While I abut the splendid Forest Hills Cemetery (cum art museum/park), I am often unfaithful and walk the lanes of other graveyards as I can. The following images concentrate on details from the Walnut Street Cemetery in Brookline.
I had saved this one to savor, knowing it was the oldest in the town (1717) and likely filled with colonial era gems. Well, it isn’t really, but it is worth the visit. There are few noted corpses. More to my disappointment, it does not have any spectacular or unique iconography (one exception is jolly Mary Boylston).
On the other hand, it contains a fine sampling showing the evolution of the death’s head imagery into cute cherubic carvings. Click on the thumbnails below for larger views.
Disclaimer: I have been attending First Parish in Brookline, but I don’t feel that I have to defend their non-maintenance of this cemetery through 1840.
The first bit of history is that First Parish ran this cemetery until it gave it to Brookline when the church could not or would not keep it up. Unlike garden cemeteries and many private graveyards, this one started before the concept of perpetual care — paying for a sort of maintenance annuity for the graves — was in place here.
There is a preservation plan, but it is long overdue in execution. For remarkably complete details on the history, burial at, and that plan, visit the Walnut Street Cemetery site.
Before looking at the various death’s head images, wander this small graveyard.

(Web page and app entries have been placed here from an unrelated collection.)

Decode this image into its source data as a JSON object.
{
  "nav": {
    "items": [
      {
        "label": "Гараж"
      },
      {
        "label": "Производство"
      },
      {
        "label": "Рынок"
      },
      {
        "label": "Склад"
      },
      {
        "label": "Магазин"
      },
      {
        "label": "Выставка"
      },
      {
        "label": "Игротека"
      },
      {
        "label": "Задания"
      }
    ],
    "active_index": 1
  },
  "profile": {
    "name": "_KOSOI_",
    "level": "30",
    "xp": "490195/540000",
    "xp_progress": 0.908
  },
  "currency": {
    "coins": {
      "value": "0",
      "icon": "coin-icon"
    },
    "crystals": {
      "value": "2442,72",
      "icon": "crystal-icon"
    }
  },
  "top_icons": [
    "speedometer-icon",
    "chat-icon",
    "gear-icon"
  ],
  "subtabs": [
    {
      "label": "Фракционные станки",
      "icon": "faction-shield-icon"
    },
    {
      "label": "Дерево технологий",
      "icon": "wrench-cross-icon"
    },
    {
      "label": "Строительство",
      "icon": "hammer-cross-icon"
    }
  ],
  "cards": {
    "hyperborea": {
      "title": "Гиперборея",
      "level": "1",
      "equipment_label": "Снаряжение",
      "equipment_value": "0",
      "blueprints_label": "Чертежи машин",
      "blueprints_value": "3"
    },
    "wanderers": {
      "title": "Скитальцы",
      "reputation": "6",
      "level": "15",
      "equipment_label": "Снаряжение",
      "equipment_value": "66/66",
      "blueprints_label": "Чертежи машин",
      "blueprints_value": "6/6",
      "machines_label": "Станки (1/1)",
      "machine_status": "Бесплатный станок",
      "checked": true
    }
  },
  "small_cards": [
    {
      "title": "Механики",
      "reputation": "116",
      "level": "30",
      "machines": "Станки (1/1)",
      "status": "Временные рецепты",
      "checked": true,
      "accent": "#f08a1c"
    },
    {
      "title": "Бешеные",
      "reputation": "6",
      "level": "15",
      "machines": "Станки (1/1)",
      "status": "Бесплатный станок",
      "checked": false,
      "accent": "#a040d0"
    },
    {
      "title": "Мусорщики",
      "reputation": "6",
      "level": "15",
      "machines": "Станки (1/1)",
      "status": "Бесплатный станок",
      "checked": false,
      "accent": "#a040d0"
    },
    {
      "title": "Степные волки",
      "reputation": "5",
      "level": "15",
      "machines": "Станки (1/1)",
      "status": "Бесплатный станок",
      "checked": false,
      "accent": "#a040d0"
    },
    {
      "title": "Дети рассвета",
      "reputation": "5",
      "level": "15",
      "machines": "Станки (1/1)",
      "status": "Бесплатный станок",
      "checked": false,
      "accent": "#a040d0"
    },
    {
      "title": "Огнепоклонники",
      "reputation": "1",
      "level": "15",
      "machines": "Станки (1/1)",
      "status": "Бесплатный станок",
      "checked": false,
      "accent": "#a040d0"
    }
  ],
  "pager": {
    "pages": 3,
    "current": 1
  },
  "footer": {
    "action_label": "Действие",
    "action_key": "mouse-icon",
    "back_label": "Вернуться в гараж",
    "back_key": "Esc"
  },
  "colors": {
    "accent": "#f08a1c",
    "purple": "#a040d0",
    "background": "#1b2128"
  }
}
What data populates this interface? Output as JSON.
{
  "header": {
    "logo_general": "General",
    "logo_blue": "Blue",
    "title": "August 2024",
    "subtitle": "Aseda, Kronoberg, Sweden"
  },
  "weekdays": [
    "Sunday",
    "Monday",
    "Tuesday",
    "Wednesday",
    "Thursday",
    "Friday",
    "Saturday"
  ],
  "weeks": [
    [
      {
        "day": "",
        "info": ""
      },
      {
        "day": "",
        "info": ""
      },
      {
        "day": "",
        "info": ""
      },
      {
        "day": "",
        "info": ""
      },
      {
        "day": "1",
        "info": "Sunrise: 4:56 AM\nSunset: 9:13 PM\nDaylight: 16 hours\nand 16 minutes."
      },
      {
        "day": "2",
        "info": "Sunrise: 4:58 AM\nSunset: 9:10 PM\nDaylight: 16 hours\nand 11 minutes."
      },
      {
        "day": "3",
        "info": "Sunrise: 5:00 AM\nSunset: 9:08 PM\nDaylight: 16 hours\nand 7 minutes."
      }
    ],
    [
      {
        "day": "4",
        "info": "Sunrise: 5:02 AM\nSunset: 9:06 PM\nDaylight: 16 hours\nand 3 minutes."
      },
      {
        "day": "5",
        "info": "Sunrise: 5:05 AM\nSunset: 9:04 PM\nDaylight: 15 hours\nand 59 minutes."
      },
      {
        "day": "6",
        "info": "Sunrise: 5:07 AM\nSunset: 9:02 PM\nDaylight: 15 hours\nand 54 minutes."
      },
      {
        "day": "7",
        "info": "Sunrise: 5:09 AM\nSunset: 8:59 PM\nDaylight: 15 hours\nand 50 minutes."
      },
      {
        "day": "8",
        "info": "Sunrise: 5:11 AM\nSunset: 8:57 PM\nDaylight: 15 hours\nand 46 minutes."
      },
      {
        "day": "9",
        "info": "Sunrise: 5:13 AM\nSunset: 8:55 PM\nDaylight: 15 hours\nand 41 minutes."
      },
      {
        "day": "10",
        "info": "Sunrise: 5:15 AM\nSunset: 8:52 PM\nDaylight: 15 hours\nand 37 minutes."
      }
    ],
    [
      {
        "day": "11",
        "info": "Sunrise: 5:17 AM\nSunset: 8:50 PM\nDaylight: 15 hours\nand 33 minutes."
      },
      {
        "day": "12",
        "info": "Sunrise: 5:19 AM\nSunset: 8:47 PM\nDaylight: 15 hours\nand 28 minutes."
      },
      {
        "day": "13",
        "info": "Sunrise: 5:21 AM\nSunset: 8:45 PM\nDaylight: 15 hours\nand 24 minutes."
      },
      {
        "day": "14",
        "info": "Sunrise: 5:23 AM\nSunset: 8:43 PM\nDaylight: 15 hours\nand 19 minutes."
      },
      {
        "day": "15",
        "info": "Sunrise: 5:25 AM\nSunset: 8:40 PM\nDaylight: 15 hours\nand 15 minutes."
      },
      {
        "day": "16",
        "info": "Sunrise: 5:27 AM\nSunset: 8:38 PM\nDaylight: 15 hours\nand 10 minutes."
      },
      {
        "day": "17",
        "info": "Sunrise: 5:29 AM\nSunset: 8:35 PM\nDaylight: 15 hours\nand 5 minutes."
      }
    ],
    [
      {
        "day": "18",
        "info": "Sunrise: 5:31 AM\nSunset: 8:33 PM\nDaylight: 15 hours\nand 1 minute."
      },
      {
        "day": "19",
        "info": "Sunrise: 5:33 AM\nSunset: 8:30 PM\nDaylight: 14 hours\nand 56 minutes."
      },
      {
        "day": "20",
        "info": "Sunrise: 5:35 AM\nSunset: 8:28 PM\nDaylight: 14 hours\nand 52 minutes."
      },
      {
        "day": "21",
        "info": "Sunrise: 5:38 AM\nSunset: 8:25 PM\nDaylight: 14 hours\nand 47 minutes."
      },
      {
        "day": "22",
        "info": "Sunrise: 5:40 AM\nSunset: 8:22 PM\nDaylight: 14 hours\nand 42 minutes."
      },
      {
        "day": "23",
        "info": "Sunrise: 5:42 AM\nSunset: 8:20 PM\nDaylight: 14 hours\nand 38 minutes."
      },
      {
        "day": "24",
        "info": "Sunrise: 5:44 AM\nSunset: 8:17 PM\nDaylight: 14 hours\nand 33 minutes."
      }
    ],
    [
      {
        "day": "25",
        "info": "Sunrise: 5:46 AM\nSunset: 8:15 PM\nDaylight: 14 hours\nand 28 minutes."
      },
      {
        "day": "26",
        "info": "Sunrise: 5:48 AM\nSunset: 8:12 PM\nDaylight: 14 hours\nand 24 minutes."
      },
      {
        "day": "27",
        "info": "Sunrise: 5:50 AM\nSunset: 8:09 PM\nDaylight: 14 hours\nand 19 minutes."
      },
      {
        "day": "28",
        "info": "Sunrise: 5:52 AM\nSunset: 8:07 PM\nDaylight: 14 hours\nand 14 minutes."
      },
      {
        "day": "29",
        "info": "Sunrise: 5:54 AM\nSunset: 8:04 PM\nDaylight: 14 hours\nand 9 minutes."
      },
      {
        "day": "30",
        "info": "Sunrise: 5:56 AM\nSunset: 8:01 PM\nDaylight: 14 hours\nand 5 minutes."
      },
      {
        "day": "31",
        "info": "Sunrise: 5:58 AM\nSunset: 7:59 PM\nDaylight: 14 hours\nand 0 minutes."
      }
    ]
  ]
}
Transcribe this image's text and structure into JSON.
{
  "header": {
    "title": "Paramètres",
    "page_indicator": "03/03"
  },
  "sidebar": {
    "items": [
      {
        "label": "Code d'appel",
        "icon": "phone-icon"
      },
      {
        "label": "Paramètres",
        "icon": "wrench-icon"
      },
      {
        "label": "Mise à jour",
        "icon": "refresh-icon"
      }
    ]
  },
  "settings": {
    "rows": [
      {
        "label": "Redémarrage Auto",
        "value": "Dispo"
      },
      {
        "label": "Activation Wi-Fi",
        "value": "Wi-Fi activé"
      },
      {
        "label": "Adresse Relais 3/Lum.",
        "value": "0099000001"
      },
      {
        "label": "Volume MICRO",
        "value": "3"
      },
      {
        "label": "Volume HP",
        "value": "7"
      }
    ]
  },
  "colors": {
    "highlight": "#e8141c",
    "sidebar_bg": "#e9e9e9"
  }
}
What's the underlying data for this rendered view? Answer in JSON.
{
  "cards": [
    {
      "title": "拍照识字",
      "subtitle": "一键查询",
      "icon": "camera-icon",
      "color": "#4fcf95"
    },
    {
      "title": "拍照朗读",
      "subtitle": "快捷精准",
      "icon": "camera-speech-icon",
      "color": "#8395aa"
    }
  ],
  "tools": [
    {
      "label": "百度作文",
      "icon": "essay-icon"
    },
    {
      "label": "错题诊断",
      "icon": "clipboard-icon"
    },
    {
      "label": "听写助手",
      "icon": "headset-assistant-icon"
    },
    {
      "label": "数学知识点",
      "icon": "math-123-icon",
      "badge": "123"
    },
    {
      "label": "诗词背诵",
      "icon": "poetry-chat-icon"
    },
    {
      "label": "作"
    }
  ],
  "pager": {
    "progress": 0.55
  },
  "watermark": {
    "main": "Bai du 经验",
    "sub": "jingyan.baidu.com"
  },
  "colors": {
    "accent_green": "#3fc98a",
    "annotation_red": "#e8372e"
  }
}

At the top of its central hill is the deteriorating iron fence of the Cook site. It has a fine example of an hourglass, illustrating the ephemeral nature of life.
The older and less imposing headstones lie almost entirely in the depressed (but not depressing) middle valley. There are a few tombs along the Western rise next to Walnut Street. By far the best art is on the stand alone stones in the valley.
Truth be told, there are many New England cemeteries with fancier examples of the carver’s art. Yet, appreciate this one for what it does have — a full range of a century and one half of development. The early 18th century horrific death’s head with sunken eye holes and forbidding teeth develops into more humanized heads with stylized features. Next comes a softened almost cherubic version for young adults and children and finally an almost realistic portrait style, much more human and human than ghastly.
At the end of the burials here, the stones went more for willows, symbolizing eternal life and even a few with graceful flowers and no overt reminder of mortality.
Exposition and factoids: For reference, I often use Graven Images, Allan I. Ludwig, Wesleyan University Press. Amazon and other online sellers discount it. There a scattered details of graveyard iconography on the net. If you search, include variations, like headstone in your terms. You can find pages like the Yale University one with a list of images appearing on Cape Cod colonial era tombstones.